River Research & the Boat that Makes a Difference

Lagrangian Houseboat

The Original Houseboat

There are two different ways to measure and assess water quality in river systems: one way is to measure continuously from fixed locations along a river, and the other is to measure continuously from a location that moves downstream with the river current. Through generous contributions from public and private partners, Phinizy Center has been measuring water quality since 2006 from 9 locations along the Savannah River, starting seven miles below Thurmond Dam (River Mile 214) to the I-95 bridge (River Mile 27) (see Continuous River Monitoring). In 2012, we began measuring water quality using the “river current” perspective by equipping a 30-foot houseboat with scientific instrumentation and floating, at river speed (about 3 feet per second), for over 145 river miles, which took about 5 days.
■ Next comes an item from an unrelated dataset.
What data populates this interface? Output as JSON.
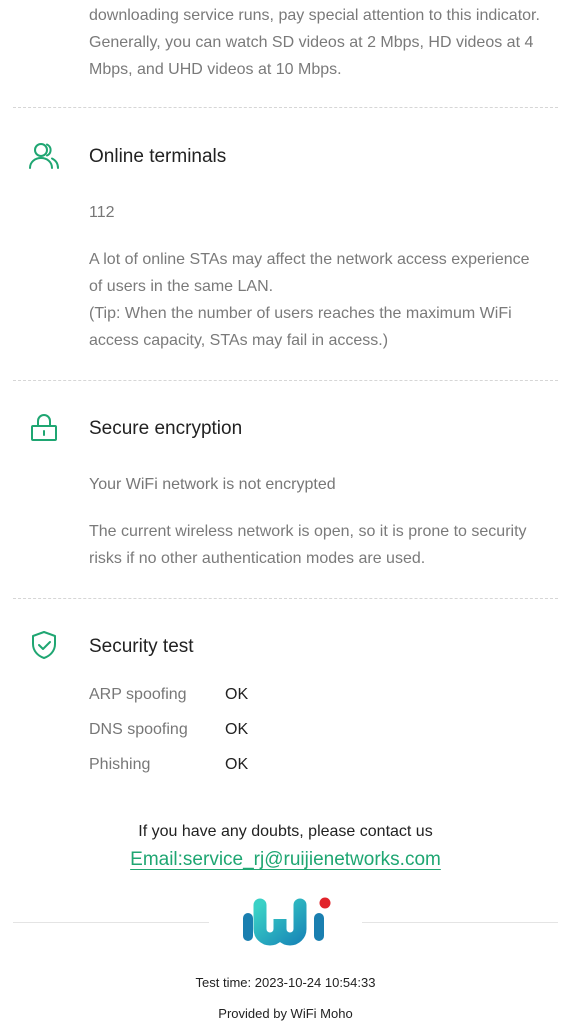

That river expedition allowed us to capture very important data related to how quickly bacteria in the river process wastewater from Augusta to a few river miles above Savannah. The boat we used to do that important research was rather old, but it allowed us to do this important work, once!

In 2014, a conversation between Mr. Gary Swiggett, a boat insurance agent, and one of our Board members, Dr. Michael Ash, resulted in an excellent opportunity to purchase a boat better suited for our needs. Through a generous price reduction from the boat manufacturer, Premier in Wyoming, Minnesota, and generous philanthropic contributions from The Knox Charity Fund, Creel-Harison Foundation, and Wells Fargo, we were able to purchase the boat which arrived a week ago from Minnesota.


We would again like to thank all of those who made this opportunity happen and we look forward to sharing the data with all of you from the river!